Monitoring pollutants using passive sampling

James Rice, Ph.D. is a Post-Doctoral Research Associate with the Brown University Superfund Research Program. James is a chemical engineer interested in the fate and transport, chemistry, and thermodynamics of environmental contaminants, and on translation of scientific research to relevant stakeholders, such as regulators, policy makers, and community members.


Dr. James Rice

Rice will conduct a 2013 research externship at the Fisherville Mill Brownfield site in Grafton, MA, under the mentorship of Robert Burgess, Ph.D., a staff scientist at the U.S. Environmental Protection Agency (EPA).  Rice will lead a freshwater passive sampler study in the Blackstone River at the Fisherville Mill site to monitor heating oil contamination and other potential pollutants.

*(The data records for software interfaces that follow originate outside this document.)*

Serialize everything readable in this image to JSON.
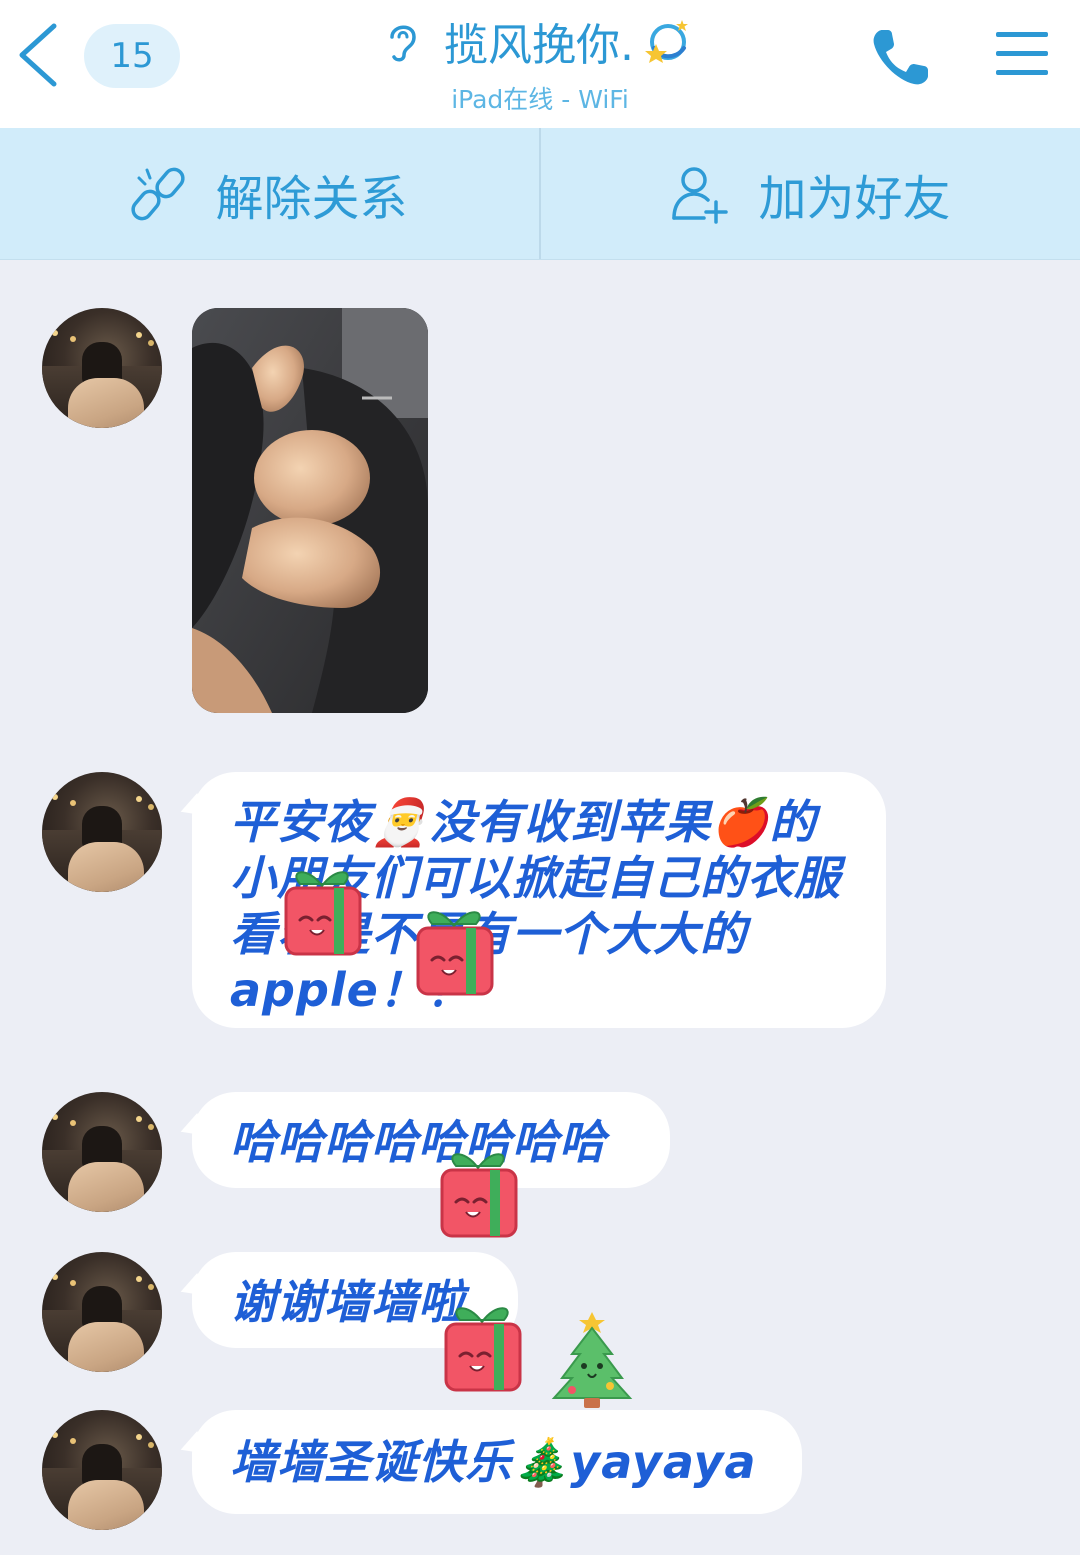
{
  "topbar": {
    "unread_count": "15",
    "title": "揽风挽你.",
    "subtitle": "iPad在线 - WiFi",
    "accent": "#2c98d4"
  },
  "actions": {
    "unbind_label": "解除关系",
    "add_friend_label": "加为好友",
    "background": "#d1ecfa"
  },
  "messages": [
    {
      "type": "image"
    },
    {
      "type": "text",
      "text": "平安夜🎅没有收到苹果🍎的小朋友们可以掀起自己的衣服看看是不是有一个大大的apple！！"
    },
    {
      "type": "text",
      "text": "哈哈哈哈哈哈哈哈"
    },
    {
      "type": "text",
      "text": "谢谢墙墙啦"
    },
    {
      "type": "text",
      "text": "墙墙圣诞快乐🎄yayaya"
    }
  ],
  "icons": {
    "back": "chevron-left-icon",
    "ear": "ear-icon",
    "phone": "phone-icon",
    "menu": "menu-icon",
    "unbind": "broken-link-icon",
    "add_friend": "add-user-icon"
  },
  "colors": {
    "message_text": "#1e5fd6",
    "chat_background": "#eceef5"
  }
}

Passive sampling devices can be effective at monitoring contaminant concentrations in surface waters and sediment, and they provide information on dissolved and biologically available concentrations of persistent organic pollutants.

In addition to the above, Rice works closely with David Hibbett and Darcy Young from Clark University to test the potential for bio-remediation using white-rot fungi to degrade components of spilled Bunker-C heading oil. Furthermore, during the summer of 2012 Rice worked with the Fisherville Redevelopment Company and John Todd Ecological Design to monitor petroleum hydrocarbons in the river sediment and water and from the Eco-Machine bioremediation tanks.